### SUPPLIED DATA:
|---|
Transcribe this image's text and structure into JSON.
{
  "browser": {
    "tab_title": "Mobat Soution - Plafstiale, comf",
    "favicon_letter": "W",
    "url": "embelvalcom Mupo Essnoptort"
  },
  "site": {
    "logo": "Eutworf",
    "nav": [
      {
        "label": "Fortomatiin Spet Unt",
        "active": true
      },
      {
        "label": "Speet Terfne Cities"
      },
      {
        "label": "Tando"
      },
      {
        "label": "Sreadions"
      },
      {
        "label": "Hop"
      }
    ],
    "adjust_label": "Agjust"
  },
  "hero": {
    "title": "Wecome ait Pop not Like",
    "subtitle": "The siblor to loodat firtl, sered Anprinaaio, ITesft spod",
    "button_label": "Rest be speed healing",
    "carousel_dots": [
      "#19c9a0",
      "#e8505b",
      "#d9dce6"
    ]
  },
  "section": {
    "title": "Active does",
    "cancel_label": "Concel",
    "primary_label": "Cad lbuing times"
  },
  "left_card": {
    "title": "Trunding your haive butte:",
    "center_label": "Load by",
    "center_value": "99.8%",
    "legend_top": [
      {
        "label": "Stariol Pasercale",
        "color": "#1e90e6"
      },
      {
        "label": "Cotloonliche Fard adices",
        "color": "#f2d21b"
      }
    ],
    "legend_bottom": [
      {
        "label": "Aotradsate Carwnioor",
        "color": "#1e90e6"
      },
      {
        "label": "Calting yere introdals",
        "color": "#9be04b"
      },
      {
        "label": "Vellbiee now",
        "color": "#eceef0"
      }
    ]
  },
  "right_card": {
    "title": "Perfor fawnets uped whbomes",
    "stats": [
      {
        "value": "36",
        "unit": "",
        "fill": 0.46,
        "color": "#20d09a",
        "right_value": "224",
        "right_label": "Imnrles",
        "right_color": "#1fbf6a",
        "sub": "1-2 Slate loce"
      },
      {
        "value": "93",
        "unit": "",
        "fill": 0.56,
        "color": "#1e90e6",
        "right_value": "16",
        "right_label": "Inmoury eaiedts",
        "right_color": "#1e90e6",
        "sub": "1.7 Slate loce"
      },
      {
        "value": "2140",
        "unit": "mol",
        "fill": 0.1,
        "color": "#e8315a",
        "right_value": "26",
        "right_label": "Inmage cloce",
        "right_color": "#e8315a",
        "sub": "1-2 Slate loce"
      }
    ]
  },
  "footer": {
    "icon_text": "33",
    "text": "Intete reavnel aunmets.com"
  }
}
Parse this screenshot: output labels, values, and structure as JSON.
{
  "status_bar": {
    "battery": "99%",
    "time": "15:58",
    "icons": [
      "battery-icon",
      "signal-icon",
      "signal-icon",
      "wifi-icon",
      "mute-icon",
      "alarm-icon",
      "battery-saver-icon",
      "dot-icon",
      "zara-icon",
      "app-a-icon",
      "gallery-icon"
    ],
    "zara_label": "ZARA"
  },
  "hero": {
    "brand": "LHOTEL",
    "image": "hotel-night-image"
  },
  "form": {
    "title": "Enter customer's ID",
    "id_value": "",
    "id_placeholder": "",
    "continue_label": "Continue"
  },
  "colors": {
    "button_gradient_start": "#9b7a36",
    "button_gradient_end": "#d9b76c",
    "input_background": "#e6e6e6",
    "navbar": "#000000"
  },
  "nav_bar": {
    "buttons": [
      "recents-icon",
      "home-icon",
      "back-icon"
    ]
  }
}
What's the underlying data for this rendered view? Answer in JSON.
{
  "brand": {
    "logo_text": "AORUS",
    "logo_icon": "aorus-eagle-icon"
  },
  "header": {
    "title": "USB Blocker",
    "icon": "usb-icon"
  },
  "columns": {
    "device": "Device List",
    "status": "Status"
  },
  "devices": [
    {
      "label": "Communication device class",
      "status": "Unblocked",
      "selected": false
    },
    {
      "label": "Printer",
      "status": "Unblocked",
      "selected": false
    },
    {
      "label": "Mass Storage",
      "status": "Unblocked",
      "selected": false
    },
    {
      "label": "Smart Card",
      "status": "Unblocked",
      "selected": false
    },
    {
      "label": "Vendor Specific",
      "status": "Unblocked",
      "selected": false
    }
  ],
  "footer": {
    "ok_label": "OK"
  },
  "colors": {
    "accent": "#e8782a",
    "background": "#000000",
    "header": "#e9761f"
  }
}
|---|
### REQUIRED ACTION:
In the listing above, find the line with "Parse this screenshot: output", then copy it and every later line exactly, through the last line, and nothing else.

### RESULT FOR THIS EXERCISE:
Parse this screenshot: output labels, values, and structure as JSON.
{
  "status_bar": {
    "battery": "99%",
    "time": "15:58",
    "icons": [
      "battery-icon",
      "signal-icon",
      "signal-icon",
      "wifi-icon",
      "mute-icon",
      "alarm-icon",
      "battery-saver-icon",
      "dot-icon",
      "zara-icon",
      "app-a-icon",
      "gallery-icon"
    ],
    "zara_label": "ZARA"
  },
  "hero": {
    "brand": "LHOTEL",
    "image": "hotel-night-image"
  },
  "form": {
    "title": "Enter customer's ID",
    "id_value": "",
    "id_placeholder": "",
    "continue_label": "Continue"
  },
  "colors": {
    "button_gradient_start": "#9b7a36",
    "button_gradient_end": "#d9b76c",
    "input_background": "#e6e6e6",
    "navbar": "#000000"
  },
  "nav_bar": {
    "buttons": [
      "recents-icon",
      "home-icon",
      "back-icon"
    ]
  }
}
What's the underlying data for this rendered view? Answer in JSON.
{
  "brand": {
    "logo_text": "AORUS",
    "logo_icon": "aorus-eagle-icon"
  },
  "header": {
    "title": "USB Blocker",
    "icon": "usb-icon"
  },
  "columns": {
    "device": "Device List",
    "status": "Status"
  },
  "devices": [
    {
      "label": "Communication device class",
      "status": "Unblocked",
      "selected": false
    },
    {
      "label": "Printer",
      "status": "Unblocked",
      "selected": false
    },
    {
      "label": "Mass Storage",
      "status": "Unblocked",
      "selected": false
    },
    {
      "label": "Smart Card",
      "status": "Unblocked",
      "selected": false
    },
    {
      "label": "Vendor Specific",
      "status": "Unblocked",
      "selected": false
    }
  ],
  "footer": {
    "ok_label": "OK"
  },
  "colors": {
    "accent": "#e8782a",
    "background": "#000000",
    "header": "#e9761f"
  }
}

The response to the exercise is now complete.